Billionaire investor T. Boone Pickens is on a mission. He has developed a plan to end the U.S.'s addiction to foreign oil, which he calls the "Pickens Plan." Among other objectives, it hopes to "utilize America's natural gas to replace imported oil as a transportation fuel." In order to make that happen, he's urging Congress to provide subsidies for natural gas. Are his intentions here as pure as he claims, or does he stand to benefit financially if natural gas succeeds?
This week, he has been making the case for natural gas subsides before the American people on various news shows, including MSNBC's "Morning Joe" on Tuesday. There, he dazzled its hosts with his commitment to clean energy and a better future in America. He explained that he is pushing a bill in Congress that would provide $5 billion in natural gas subsidies to jump start the effort that the Pickens Plan calls for. But he's frustrated by some resistance he's feeling -- in particular, from Koch Industries, a large conglomerate. Pickens explained why he believes Koch is against the bill (full clip at the bottom of the post):
They want cheap natural gas: they're in the fertilizer business, that's one thing. They also import 61,000 barrels of OPEC crude a day. And they also are one of the biggest recipients of the ethanol subsidy. So, I mean, they've got a bunch of reasons. And, I really feel like this: I know Charles Koch.
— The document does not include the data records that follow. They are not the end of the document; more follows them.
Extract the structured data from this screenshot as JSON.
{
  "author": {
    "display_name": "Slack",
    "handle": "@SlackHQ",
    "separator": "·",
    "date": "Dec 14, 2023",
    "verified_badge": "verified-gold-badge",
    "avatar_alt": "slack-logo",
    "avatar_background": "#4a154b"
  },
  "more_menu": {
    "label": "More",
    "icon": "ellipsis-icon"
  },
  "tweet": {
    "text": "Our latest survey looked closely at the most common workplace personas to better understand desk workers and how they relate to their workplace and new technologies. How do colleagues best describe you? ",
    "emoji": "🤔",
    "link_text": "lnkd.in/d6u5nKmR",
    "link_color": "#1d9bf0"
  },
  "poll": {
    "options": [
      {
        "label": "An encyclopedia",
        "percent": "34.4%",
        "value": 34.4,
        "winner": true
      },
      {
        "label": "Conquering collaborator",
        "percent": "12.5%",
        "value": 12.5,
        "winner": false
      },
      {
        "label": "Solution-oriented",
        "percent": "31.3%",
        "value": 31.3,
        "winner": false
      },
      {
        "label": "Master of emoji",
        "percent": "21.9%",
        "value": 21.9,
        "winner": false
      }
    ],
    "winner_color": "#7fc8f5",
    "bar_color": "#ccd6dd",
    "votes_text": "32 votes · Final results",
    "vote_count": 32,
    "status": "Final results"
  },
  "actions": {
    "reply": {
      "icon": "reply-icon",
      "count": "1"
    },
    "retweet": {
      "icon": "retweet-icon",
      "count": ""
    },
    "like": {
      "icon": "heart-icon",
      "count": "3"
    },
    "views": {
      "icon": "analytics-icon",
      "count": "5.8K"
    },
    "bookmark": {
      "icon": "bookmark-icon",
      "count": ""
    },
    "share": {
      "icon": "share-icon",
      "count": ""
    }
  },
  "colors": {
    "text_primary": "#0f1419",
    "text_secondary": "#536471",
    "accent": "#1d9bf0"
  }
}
I've known him forever it seems like; I've done a lot of business with him. But Charles is focused on Koch Industries. But that's who pays him. I'm focused on America. I'm for a plan for us, and to get us off the OPEC oil.
Essentially, Pickens criticizes Koch for preferring government subsidies to benefit Koch Industries. But is Pickens' motivation for natural gas subsidies really any different? It isn't as altruistic as he makes it seem. Pickens is the founder and largest shareholder of the natural gas company Clean Energy Fuels Corp. Pickens' ownership of common stock and warrants add up to a 41% stake in the firm, according to the company's March 2011 10-Q filing.